Raf kinase activityEPA Grant Number: U914800
Title: Raf kinase activity
Investigators: Reuther, Gary W.
Institution: Duke University Medical Center
EPA Project Officer: Michaud, Jayne
Project Period: January 1, 1995 through January 1, 1996
Project Amount: $102,000
RFA: STAR Graduate Fellowships (1995) Recipients Lists
Research Category: Fellowship - Health , Health Effects , Academic Fellowships
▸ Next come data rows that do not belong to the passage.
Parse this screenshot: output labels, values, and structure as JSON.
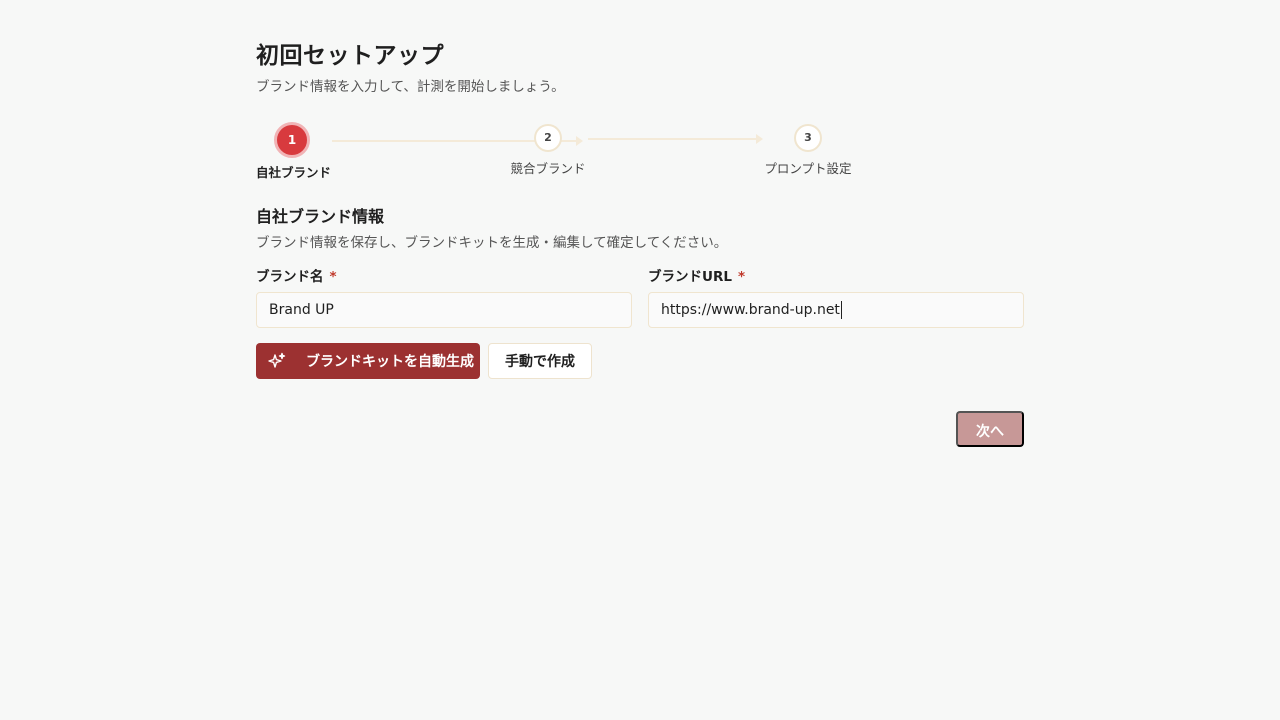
{
  "header": {
    "title": "初回セットアップ",
    "subtitle": "ブランド情報を入力して、計測を開始しましょう。"
  },
  "stepper": {
    "steps": [
      {
        "number": "1",
        "label": "自社ブランド",
        "state": "active"
      },
      {
        "number": "2",
        "label": "競合ブランド",
        "state": "inactive"
      },
      {
        "number": "3",
        "label": "プロンプト設定",
        "state": "inactive"
      }
    ]
  },
  "section": {
    "title": "自社ブランド情報",
    "description": "ブランド情報を保存し、ブランドキットを生成・編集して確定してください。"
  },
  "form": {
    "brand_name": {
      "label": "ブランド名",
      "required_mark": "*",
      "value": "Brand UP"
    },
    "brand_url": {
      "label": "ブランドURL",
      "required_mark": "*",
      "value": "https://www.brand-up.net"
    }
  },
  "actions": {
    "auto_generate_label": "ブランドキットを自動生成",
    "auto_generate_icon": "sparkles-icon",
    "manual_create_label": "手動で作成",
    "next_label": "次へ"
  },
  "colors": {
    "accent": "#9c3131",
    "step_active": "#d83a3e",
    "next_disabled": "#c79897",
    "required": "#c0392b"
  }
}
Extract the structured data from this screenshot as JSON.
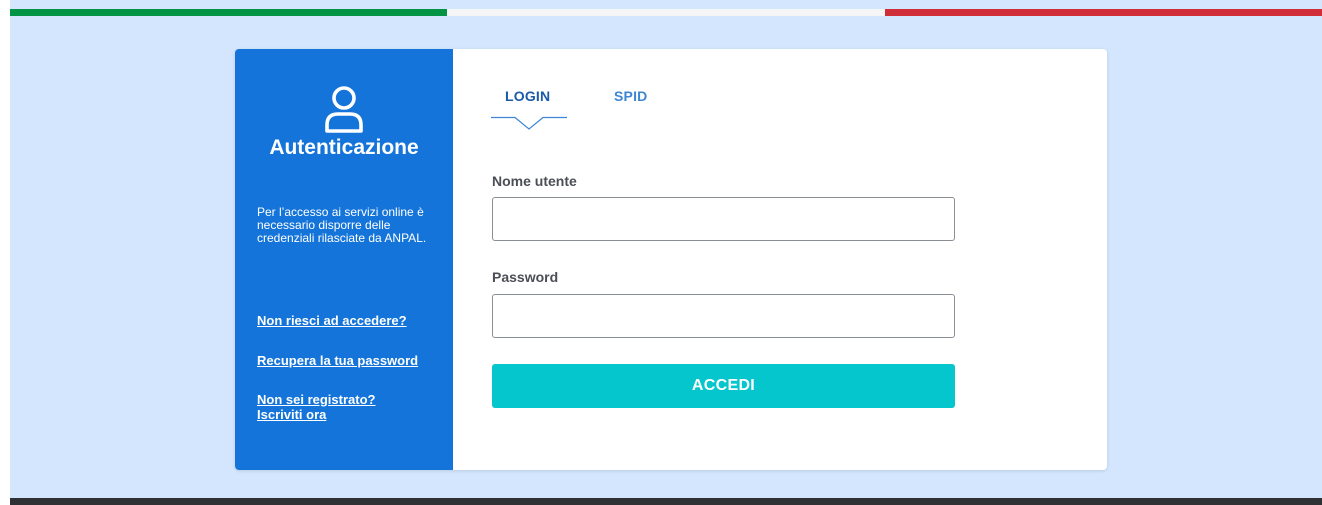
{
  "flag_colors": {
    "green": "#029344",
    "white": "#f5f5f5",
    "red": "#cf2e38"
  },
  "sidebar": {
    "icon": "user-icon",
    "title": "Autenticazione",
    "description": "Per l’accesso ai servizi online è necessario disporre delle credenziali rilasciate da ANPAL.",
    "links": [
      {
        "label": "Non riesci ad accedere?"
      },
      {
        "label": "Recupera la tua password"
      },
      {
        "label": "Non sei registrato? Iscriviti ora"
      }
    ],
    "color": "#1474d9"
  },
  "tabs": [
    {
      "label": "LOGIN",
      "active": true
    },
    {
      "label": "SPID",
      "active": false
    }
  ],
  "form": {
    "username_label": "Nome utente",
    "username_value": "",
    "password_label": "Password",
    "password_value": "",
    "submit_label": "ACCEDI",
    "submit_color": "#05c6cc"
  }
}
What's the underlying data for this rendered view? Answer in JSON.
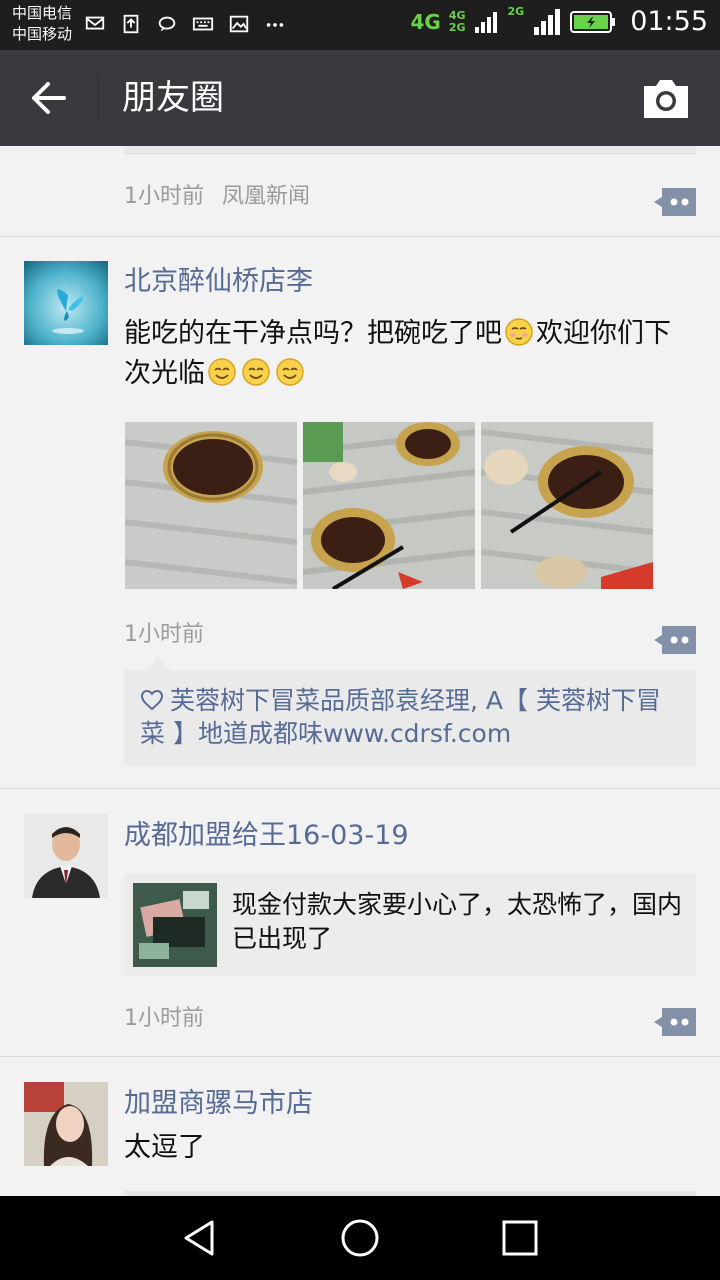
{
  "status_bar": {
    "carrier1": "中国电信",
    "carrier2": "中国移动",
    "net_type": "4G",
    "net_small_top": "4G",
    "net_small_bottom": "2G",
    "net_2g": "2G",
    "time": "01:55"
  },
  "header": {
    "title": "朋友圈"
  },
  "feed": {
    "prev_post": {
      "time": "1小时前",
      "source": "凤凰新闻"
    },
    "posts": [
      {
        "author": "北京醉仙桥店李",
        "text_part1": "能吃的在干净点吗？把碗吃了吧",
        "text_part2": "欢迎你们下次光临",
        "photos": [
          "bowl-photo-1",
          "bowl-photo-2",
          "bowl-photo-3"
        ],
        "time": "1小时前",
        "likes": "芙蓉树下冒菜品质部袁经理, A【 芙蓉树下冒菜 】地道成都味www.cdrsf.com"
      },
      {
        "author": "成都加盟给王16-03-19",
        "link_title": "现金付款大家要小心了，太恐怖了，国内已出现了",
        "time": "1小时前"
      },
      {
        "author": "加盟商骡马市店",
        "text": "太逗了"
      }
    ]
  },
  "colors": {
    "status_bg": "#1e1e1e",
    "titlebar_bg": "#393a3f",
    "name_link": "#576b95",
    "feed_bg": "#f2f2f2",
    "meta": "#9b9b9b"
  }
}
The objectives of this research project are to: (1) examine the nature of the Raf-1 kinase (Raf)/serine kinase (cBcr) complex and its effect on Raf kinase activity; (2) investigate the nature of the Raf/cBcr complex; (3) determine if a kinase/substrate relationship exists between Raf and cBcr; (4) examine the effect of cBcr phosphorylation of 14-3-3 proteins on the ability of these 14-3-3 proteins to activate the Raf kinase; and (5) investigate the role of Raf in Bcr/Abelson (Abl) signaling. The cBcr protein is encoded by the Bcr gene. This gene was discovered by its presence in the Philadelphia (Ph1) chromosome, which is the result of a chromosomal translocation fusing Bcr sequences to sequences of the Abl tyrosine kinase gene. This fusion leads to the synthesis of Bcr/Abl oncoproteins that are implicated in the pathogenesis of chronic myelogenous and acute lymphocytic leukemias. The Abl tyrosine kinase is constitutively active in this chimera, and this activity is required for the transforming capability of Bcr/Abl. The importance of the oligomerization domain, a tyrosine that when phosphorylated provides a binding site for the growth factor receptor-bound-2 (Grb-2) adaptor protein, and a region that interacts with 14-3-3 proteins and SH2 domains. Although these regions of Bcr are required for the full transforming capability of Bcr/Abl, their role in the normal function of cBcr is not known, because the biological function(s) of Bcr has remained elusive.